Almost everyone loves to hate TARP. It’s a favorite political sport of liberals, conservatives, Republicans, Democrats — and the public. A Bloomberg poll last October asked how TARP had affected the economy. The results: 43 percent said it weakened the economy; 21 percent said it made no difference; only 24 percent said it helped, with 12 percent unsure one way or another. Commentators in newspapers from The Wall Street Journal to The New York Times disparage TARP.
One lesson of the financial crisis is this: When the entire financial system succumbs to panic, only the government is powerful enough to prevent a complete collapse. Panics signify the triumph of fear. TARP was part of the process by which fear was overcome. It wasn’t the only part, but it was an essential part. Without TARP, we’d be worse off today. No one can say whether unemployment would be 11 percent or 14 percent; it certainly wouldn’t be 8.9 percent.
That benefited all Americans. TARP, says Douglas Elliott of the Brookings Institution, “is the best large federal program to be despised by the public.”
This demonstrates just how out of touch many Americans are these days. Sure, there’s plenty of justifiable anger. But this program served its purpose.

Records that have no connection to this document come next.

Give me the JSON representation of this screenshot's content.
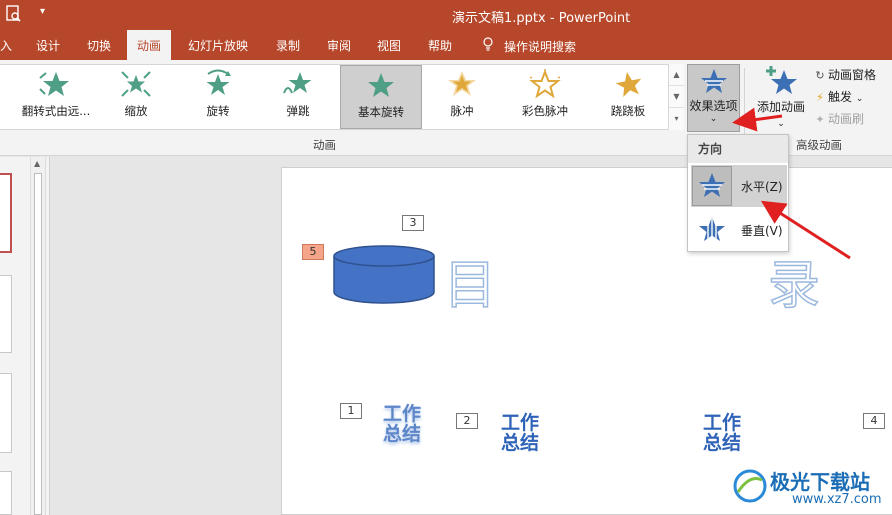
{
  "titlebar": {
    "doc_name": "演示文稿1.pptx",
    "separator": "-",
    "app_name": "PowerPoint",
    "qa_icon": "document-preview-icon",
    "qa_dropdown": "▾"
  },
  "tabs": [
    {
      "label": "入"
    },
    {
      "label": "设计"
    },
    {
      "label": "切换"
    },
    {
      "label": "动画",
      "active": true
    },
    {
      "label": "幻灯片放映"
    },
    {
      "label": "录制"
    },
    {
      "label": "审阅"
    },
    {
      "label": "视图"
    },
    {
      "label": "帮助"
    },
    {
      "label": "操作说明搜索",
      "icon": "lightbulb-icon"
    }
  ],
  "ribbon": {
    "animations": [
      {
        "label": "翻转式由远...",
        "icon": "flip-star-icon",
        "color": "#4f9e86"
      },
      {
        "label": "缩放",
        "icon": "zoom-star-icon",
        "color": "#4f9e86"
      },
      {
        "label": "旋转",
        "icon": "spin-star-icon",
        "color": "#4f9e86"
      },
      {
        "label": "弹跳",
        "icon": "bounce-star-icon",
        "color": "#4f9e86"
      },
      {
        "label": "基本旋转",
        "icon": "basic-swivel-star-icon",
        "color": "#4f9e86",
        "selected": true
      },
      {
        "label": "脉冲",
        "icon": "pulse-star-icon",
        "color": "#e0a83a"
      },
      {
        "label": "彩色脉冲",
        "icon": "color-pulse-star-icon",
        "color": "#e0a83a"
      },
      {
        "label": "跷跷板",
        "icon": "teeter-star-icon",
        "color": "#e0a83a"
      }
    ],
    "gallery_scroll": [
      "▲",
      "▼",
      "▾"
    ],
    "effect_options": {
      "label": "效果选项",
      "chevron": "⌄"
    },
    "add_animation": {
      "label": "添加动画",
      "chevron": "⌄"
    },
    "advanced": [
      {
        "label": "动画窗格",
        "icon": "animation-pane-icon",
        "disabled": false
      },
      {
        "label": "触发",
        "icon": "trigger-icon",
        "suffix": "⌄",
        "disabled": false
      },
      {
        "label": "动画刷",
        "icon": "animation-painter-icon",
        "disabled": true
      }
    ],
    "group_labels": {
      "animation": "动画",
      "advanced": "高级动画"
    }
  },
  "dropdown": {
    "header": "方向",
    "items": [
      {
        "label": "水平(Z)",
        "icon": "horizontal-star-icon",
        "selected": true
      },
      {
        "label": "垂直(V)",
        "icon": "vertical-star-icon",
        "selected": false
      }
    ]
  },
  "slide": {
    "tags": [
      "1",
      "2",
      "3",
      "4",
      "5"
    ],
    "outline_text": [
      "目",
      "录"
    ],
    "word_art": [
      "工作",
      "总结"
    ],
    "shape_color": "#4472c4"
  },
  "watermark": {
    "title": "极光下载站",
    "url": "www.xz7.com"
  },
  "colors": {
    "brand": "#b7472a",
    "arrow": "#e02020",
    "accent_blue": "#2f63b8"
  }
}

Now that Hosni Mubarak has stepped down as dictator President of Egypt, it will be fascinating from a business a criminal point of view to see what happens to the fortune he has amassed on the backs of his people.
But over the last 20 years, Mubarak, his family and his close circle of advisers have enriched themselves through partnerships in powerful Egyptian companies, profiting from their political power, according to numerous reports. The 82-year-old leader and his two sons also wield the levers of the government, including the military and the country’s preeminent political party, to reward friends and punish enemies.
Mubarak — who stepped down on Friday in the wake of massive protests that have gripped Cairo and Alexandria for weeks — and his family have a net worth of at least $5 billion, analysts tell The Huffington Post. Recent media reports pegging the family fortune at between $40 and $70 billion are considered to be exaggerated.
Much of their fortune has reportedly been invested in offshore bank accounts in Europe and in upscale real estate. On Friday, Switzerland froze accounts possibly belonging to Mubarak and his family, a spokesman told Reuters, under new laws governing ill-gotten gains. Last month, the Swiss froze the accounts of Mubarak’s ally, ousted Tunisian president Zine El Abidine Ben Ali, whose overthrow inspired the first protests in Cairo.
The family owns tons of real estate throughout Europe and the rest of the world, along with stakes in numerous companies.
If Switzerland starts getting tough with them, there will be pressure for the rest of the world to do so as well. This will likely get ugly . . .